Your instructions » Apart from the pictures, write out the records that follow exactly.

(App and web page records)
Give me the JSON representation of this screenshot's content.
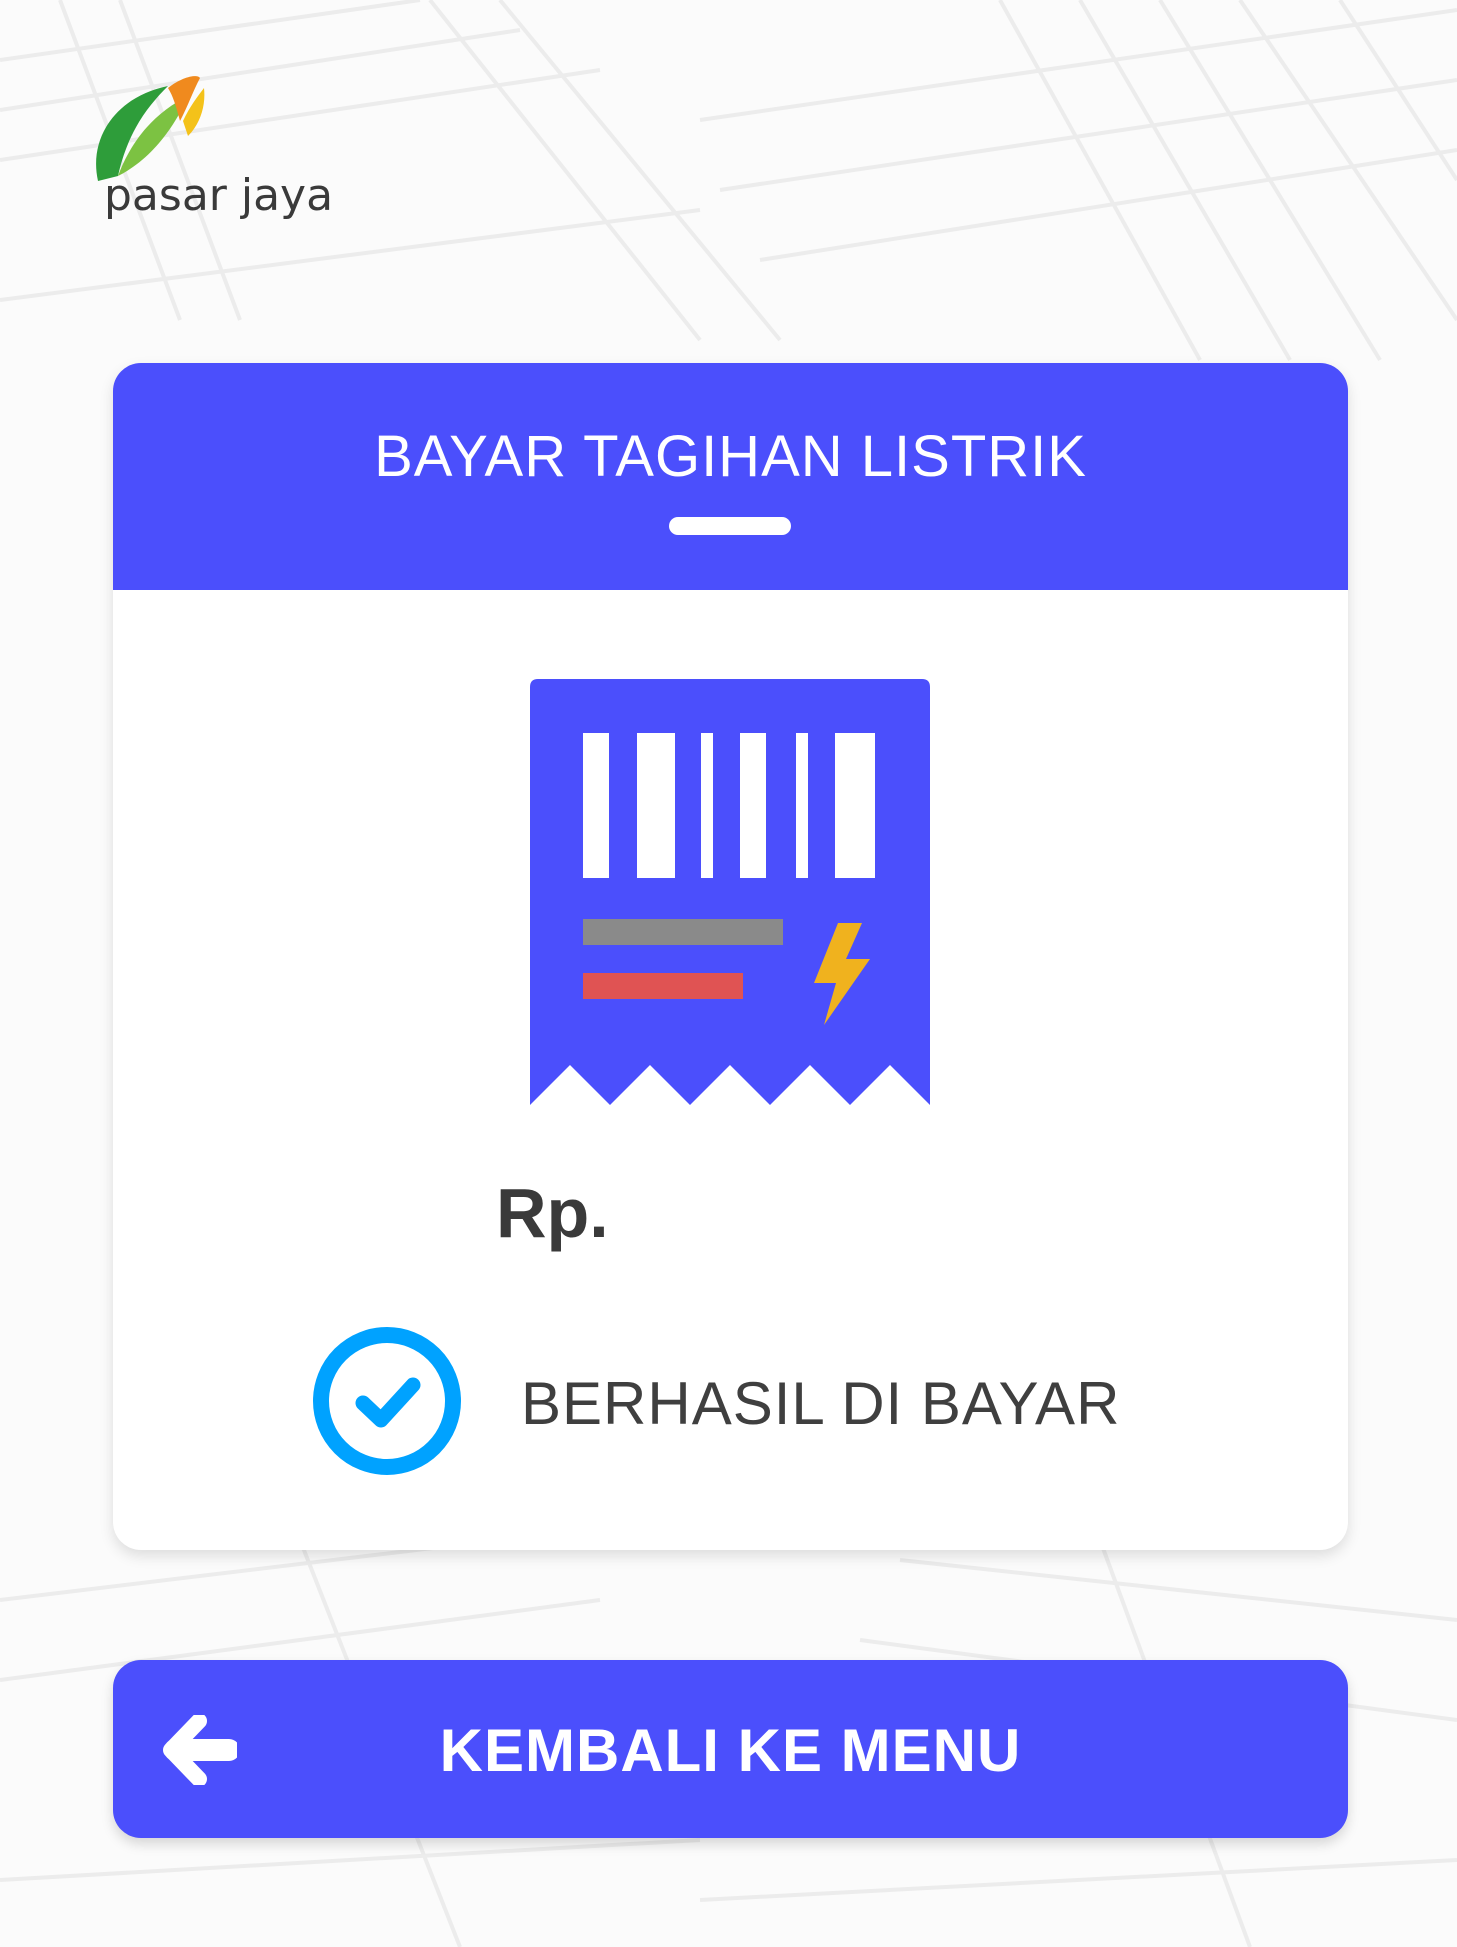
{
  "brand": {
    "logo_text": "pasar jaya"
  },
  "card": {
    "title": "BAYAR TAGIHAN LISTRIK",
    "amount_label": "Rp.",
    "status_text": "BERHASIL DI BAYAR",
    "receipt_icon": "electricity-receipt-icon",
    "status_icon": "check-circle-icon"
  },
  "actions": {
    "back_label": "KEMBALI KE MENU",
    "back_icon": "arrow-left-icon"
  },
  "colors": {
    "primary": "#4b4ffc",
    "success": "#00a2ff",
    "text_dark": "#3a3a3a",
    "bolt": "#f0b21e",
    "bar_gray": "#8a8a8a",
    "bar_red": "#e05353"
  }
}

Exercise output »
Give me the JSON representation of this screenshot's content.
{
  "brand": {
    "logo_text": "pasar jaya"
  },
  "card": {
    "title": "BAYAR TAGIHAN LISTRIK",
    "amount_label": "Rp.",
    "status_text": "BERHASIL DI BAYAR",
    "receipt_icon": "electricity-receipt-icon",
    "status_icon": "check-circle-icon"
  },
  "actions": {
    "back_label": "KEMBALI KE MENU",
    "back_icon": "arrow-left-icon"
  },
  "colors": {
    "primary": "#4b4ffc",
    "success": "#00a2ff",
    "text_dark": "#3a3a3a",
    "bolt": "#f0b21e",
    "bar_gray": "#8a8a8a",
    "bar_red": "#e05353"
  }
}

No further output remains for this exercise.